Like a sci-fi movie come to life, the managing director of Stakeholder Design is sitting in London in front of a camera. This is filming him, while at the same time he is watching us on his screen.
We can hear him, see him, interact with him and vice versa. He even takes our photograph and we raise our arms and faces obligingly.
On our stage is another, bigger screen, which he also controls from London. This projects a mixed-media powerpoint presentation involving film, photographs, graphics, graphs, and anything visually enticing to do with education.
We see the students of Rulang school concentrating on their robots and are also delivered a pictorial history lesson.

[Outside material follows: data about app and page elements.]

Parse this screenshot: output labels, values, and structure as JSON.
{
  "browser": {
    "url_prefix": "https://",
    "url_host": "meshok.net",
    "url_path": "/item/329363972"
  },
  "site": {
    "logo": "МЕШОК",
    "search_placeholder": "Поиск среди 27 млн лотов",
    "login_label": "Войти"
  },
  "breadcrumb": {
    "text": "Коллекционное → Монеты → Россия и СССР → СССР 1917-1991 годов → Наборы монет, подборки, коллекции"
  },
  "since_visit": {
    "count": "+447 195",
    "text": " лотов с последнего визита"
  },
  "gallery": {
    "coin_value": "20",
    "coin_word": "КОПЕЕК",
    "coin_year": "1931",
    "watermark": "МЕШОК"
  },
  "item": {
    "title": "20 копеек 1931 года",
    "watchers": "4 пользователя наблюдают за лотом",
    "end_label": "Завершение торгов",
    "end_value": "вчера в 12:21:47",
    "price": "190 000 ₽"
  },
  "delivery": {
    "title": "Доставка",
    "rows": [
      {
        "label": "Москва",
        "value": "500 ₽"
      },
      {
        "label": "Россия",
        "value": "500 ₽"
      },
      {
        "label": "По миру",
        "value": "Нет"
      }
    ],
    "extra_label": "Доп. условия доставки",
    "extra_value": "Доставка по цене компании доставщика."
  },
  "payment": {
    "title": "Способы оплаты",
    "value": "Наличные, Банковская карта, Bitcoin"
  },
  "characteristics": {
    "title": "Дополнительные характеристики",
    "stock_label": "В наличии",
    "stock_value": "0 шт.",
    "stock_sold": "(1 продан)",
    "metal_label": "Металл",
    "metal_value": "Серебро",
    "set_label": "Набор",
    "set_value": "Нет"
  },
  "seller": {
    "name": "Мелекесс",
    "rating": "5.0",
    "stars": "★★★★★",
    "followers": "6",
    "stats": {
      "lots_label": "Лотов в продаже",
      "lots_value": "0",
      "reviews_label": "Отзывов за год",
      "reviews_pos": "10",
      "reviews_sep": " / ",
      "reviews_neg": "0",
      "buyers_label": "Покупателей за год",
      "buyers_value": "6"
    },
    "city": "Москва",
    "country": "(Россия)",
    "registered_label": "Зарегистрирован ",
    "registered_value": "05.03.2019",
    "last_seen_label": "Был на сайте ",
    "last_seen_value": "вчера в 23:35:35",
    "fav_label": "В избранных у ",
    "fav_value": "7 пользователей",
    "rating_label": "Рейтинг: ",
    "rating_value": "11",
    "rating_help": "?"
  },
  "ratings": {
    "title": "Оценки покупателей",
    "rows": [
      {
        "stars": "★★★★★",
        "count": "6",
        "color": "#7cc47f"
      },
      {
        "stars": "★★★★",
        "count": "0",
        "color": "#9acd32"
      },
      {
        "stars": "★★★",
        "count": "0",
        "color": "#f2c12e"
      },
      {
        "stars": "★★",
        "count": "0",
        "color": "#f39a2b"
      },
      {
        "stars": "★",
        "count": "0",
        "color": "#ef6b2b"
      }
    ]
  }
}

The latter painfully points out how our classrooms have failed to evolve in 200 years, while the students, who sit slumped in rows staring at an upfront teacher, are now cellphone-wielding communicators, who spend half their lives in cyberspace.
On the big screen, McDougall zooms in on some of the educational exceptions, including one captivating students through the movement and magic of water.
At Luckwell Primary School in Bristol the students have been given the task of making an “intelligent fountain” for their school.
They have all been creating designs and thinking about how it could move, look, react, sound and change.
On screen, teacher Sarah Payton talks about how the youngsters have been delighted by the idea of a real partnership with the teachers in making something come to life.
“They were really, really excited about it… that what they had to say was as important as what the teachers had to say,” she says.
McDougall says that with support from Futurelab, a multi-column programmable fountain is being built at the school and should be squirting water by September.
“The fountain is being fitted with stereo microphones and motion detectors, so it will be able to watch and listen as people pass by,” he says.
It will act like a speed camera so if kids run past too fast the water will stop. It can be used as a vote counter, and will even star as the lead performer in a school production called The Magic Wishes, in which the fountain chooses to be able to see, hear and have feelings.
Before making the big step from design ideas to fountain, the children are taught to take small steps – or their prototypes are. As part of the process, the students all make inexpensive robots, many with crayon feet that draw as they move. These are called "drawbots" (pictured, courtesy of Futurelab/Stakeholder Design).
The “wows” are heard as small sighs of longing by the teachers and parents who fill the Wellington Town Hall.
After his presentation, McDougall directs an activity in New Zealand’s capital, where we are his own thinking robots, and then takes questions from the floor.
But I corner him afterwards, via the now-traditional means of email, to ask his involvement in the projects, beginning with the Singapore mission.
Q: Who devised this school project – was it yourself?
A: “I wish! Actually, it was devised by teachers at Rulang Primary School in Singapore, using Lego Mindstorms robot components.”
He has had more involvement at Luckwell.
Q: What is your role in this project?
A: “I came up with the idea and am facilitating the process of discovery and creation. This really is a learning journey that has helped people to come together and figure out what the future of teaching and learning might look like.”

FREAKY FACTS... thinking outside the jar

SCIENCE education revolutionary Sean McDougall shares his favourite freaky facts:
1. The world’s longest-running experiment is establishing the viscosity or fluidity of tar (which is actually a liquid). A piece of tar has been suspended for the last 77 years and, so far, it has produced just eight drops.
2. If you take production processes into account, it takes 170 litres of water to produce one pint of beer.
3. If you ask 1000 people to guess how many sweets are in the jar, they will almost certainly all be wrong. But if you then add up all their answers and divide it by 1000, the average will be within 1% of the right answer.
4. The elephant is the only animal on Earth with four knees facing in the same direction.
5. Albert Einstein kept identical suits so that he didn’t have to waste time thinking what to wear.